The subseries Languages of the Greater Himalayan Region edited by George van Driem, forming part of Brill's Tibetan Studies Library, features comprehensive grammars, documentation, and dictionaries of languages from the Himalayas and the associated highland regions of Central, South, East and Southeast Asia.
Essential information on hitherto undescribed, often endangered languages and cultures from the heart of Asia.
The Inner Asia book series is published in association with the Mongolia and Inner Asia Studies Unit (MIASU), Cambridge. MIASU was founded in 1986 as a group within the Department of Social Anthropology to promote research and teaching relating to Mongolia and Inner Asia on an interdisciplinary basis. The unit aims to promote and encourage study of this important region within and without the University of Cambridge, and to provide training and support for research to all those concerned with its understanding.
Together with the Inner Asia journal, the book series provides a research-oriented forum in which scholars can address the contemporary and historical problems of the region.

The series published three volumes over the last 5 years.

Edited by Henk Blezer, Alex McKay and Charles Ramble

Brill's Tibetan Studies Library has established itself as one of the foremost academic book series in the fast-growing field of Tibetan Studies. Featuring both monographs and rigorously edited collected volumes, it covers all aspects of Tibetan culture well into modernity, doing justice to the full spectrum of humanities disciplines.
In the course of its existence, strictly peer-reviewed Brill's Tibetan Studies Library has brought together a considerable number of works by renowned scholars from all parts of the world, thus offering a wide overview of more than a decade of first-rate scholarship on a culture with an ever-increasing international appeal.

The series published an average of 3,5 volumes per year over the last 5 years.
One of the most important landslides in recent World History has been the fall of the Soviet Union. Though its consequences are felt everywhere, once again in its long history Central or Inner Asia, given its many religious, economical, and historical backgrounds and identities, will play an important role in the formation of a new balance in Asia. It is exactly the history, literature, religion, arts, economy and politics of these Inner Asian cultures and societies that Brill's Inner Asian Library series will be dedicated to.
The peer-reviewed series aims at furthering our understanding of Inner Asia and enabling us to better cope with the problems past, present and future connected with this region.

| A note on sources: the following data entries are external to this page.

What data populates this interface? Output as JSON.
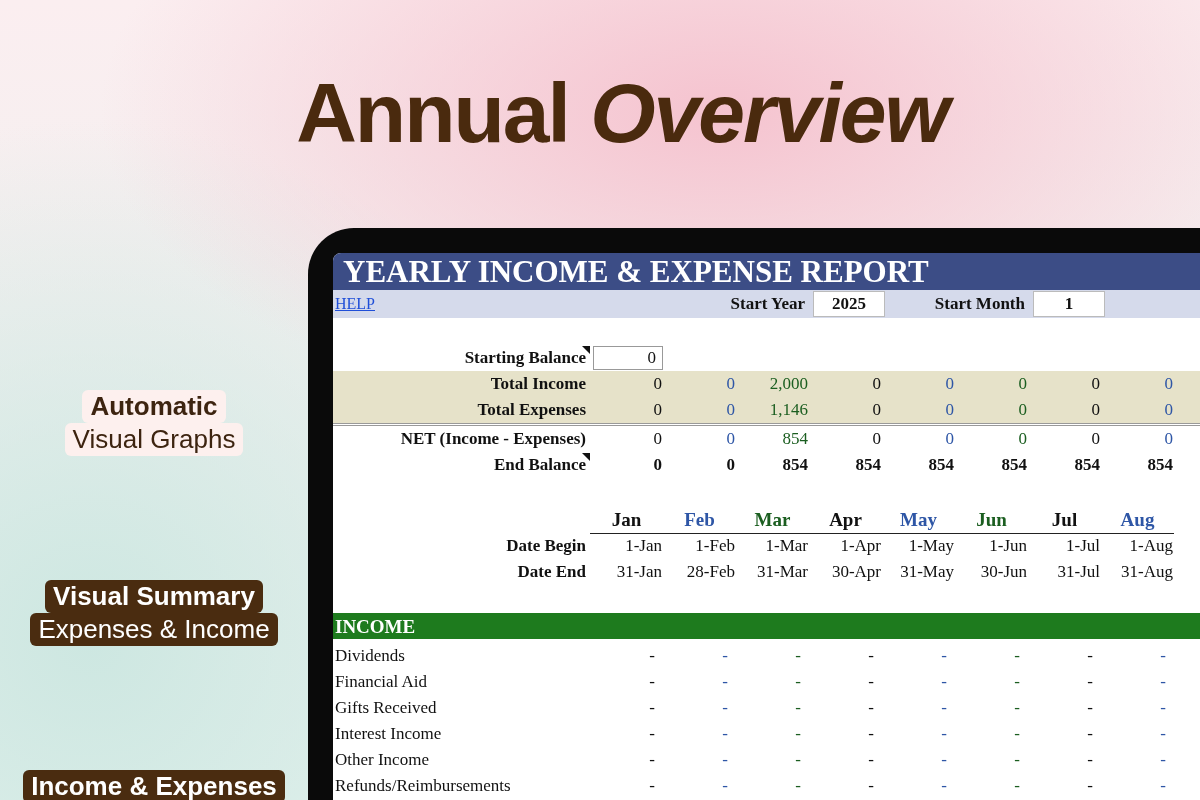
{
  "headline": "Annual *Overview*",
  "callouts": [
    {
      "title": "Automatic",
      "subtitle": "Visual Graphs",
      "kind": "light"
    },
    {
      "title": "Visual Summary",
      "subtitle": "Expenses & Income",
      "kind": "dark"
    },
    {
      "title": "Income & Expenses",
      "kind": "dark"
    }
  ],
  "sheet": {
    "title": "YEARLY INCOME & EXPENSE REPORT",
    "help_link": "HELP",
    "start_year": {
      "label": "Start Year",
      "value": "2025"
    },
    "start_month": {
      "label": "Start Month",
      "value": "1"
    },
    "starting_balance": {
      "label": "Starting Balance",
      "value": "0",
      "has_note": true
    },
    "summary_rows": [
      {
        "label": "Total Income",
        "kind": "shaded",
        "has_note": false,
        "values": [
          "0",
          "0",
          "2,000",
          "0",
          "0",
          "0",
          "0",
          "0"
        ]
      },
      {
        "label": "Total Expenses",
        "kind": "shaded",
        "has_note": false,
        "values": [
          "0",
          "0",
          "1,146",
          "0",
          "0",
          "0",
          "0",
          "0"
        ]
      },
      {
        "label": "NET (Income - Expenses)",
        "kind": "net",
        "has_note": false,
        "values": [
          "0",
          "0",
          "854",
          "0",
          "0",
          "0",
          "0",
          "0"
        ]
      },
      {
        "label": "End Balance",
        "kind": "bold",
        "has_note": true,
        "values": [
          "0",
          "0",
          "854",
          "854",
          "854",
          "854",
          "854",
          "854"
        ]
      }
    ],
    "months": [
      {
        "name": "Jan",
        "color": "#111111"
      },
      {
        "name": "Feb",
        "color": "#2e56a6"
      },
      {
        "name": "Mar",
        "color": "#1b5e20"
      },
      {
        "name": "Apr",
        "color": "#111111"
      },
      {
        "name": "May",
        "color": "#2e56a6"
      },
      {
        "name": "Jun",
        "color": "#1b5e20"
      },
      {
        "name": "Jul",
        "color": "#111111"
      },
      {
        "name": "Aug",
        "color": "#2e56a6"
      }
    ],
    "date_rows": [
      {
        "label": "Date Begin",
        "values": [
          "1-Jan",
          "1-Feb",
          "1-Mar",
          "1-Apr",
          "1-May",
          "1-Jun",
          "1-Jul",
          "1-Aug"
        ]
      },
      {
        "label": "Date End",
        "values": [
          "31-Jan",
          "28-Feb",
          "31-Mar",
          "30-Apr",
          "31-May",
          "30-Jun",
          "31-Jul",
          "31-Aug"
        ]
      }
    ],
    "section": {
      "title": "INCOME",
      "rows": [
        {
          "label": "Dividends",
          "values": [
            "-",
            "-",
            "-",
            "-",
            "-",
            "-",
            "-",
            "-"
          ]
        },
        {
          "label": "Financial Aid",
          "values": [
            "-",
            "-",
            "-",
            "-",
            "-",
            "-",
            "-",
            "-"
          ]
        },
        {
          "label": "Gifts Received",
          "values": [
            "-",
            "-",
            "-",
            "-",
            "-",
            "-",
            "-",
            "-"
          ]
        },
        {
          "label": "Interest Income",
          "values": [
            "-",
            "-",
            "-",
            "-",
            "-",
            "-",
            "-",
            "-"
          ]
        },
        {
          "label": "Other Income",
          "values": [
            "-",
            "-",
            "-",
            "-",
            "-",
            "-",
            "-",
            "-"
          ]
        },
        {
          "label": "Refunds/Reimbursements",
          "values": [
            "-",
            "-",
            "-",
            "-",
            "-",
            "-",
            "-",
            "-"
          ]
        }
      ]
    }
  }
}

The series published an average of two volumes per year over the last 5 years.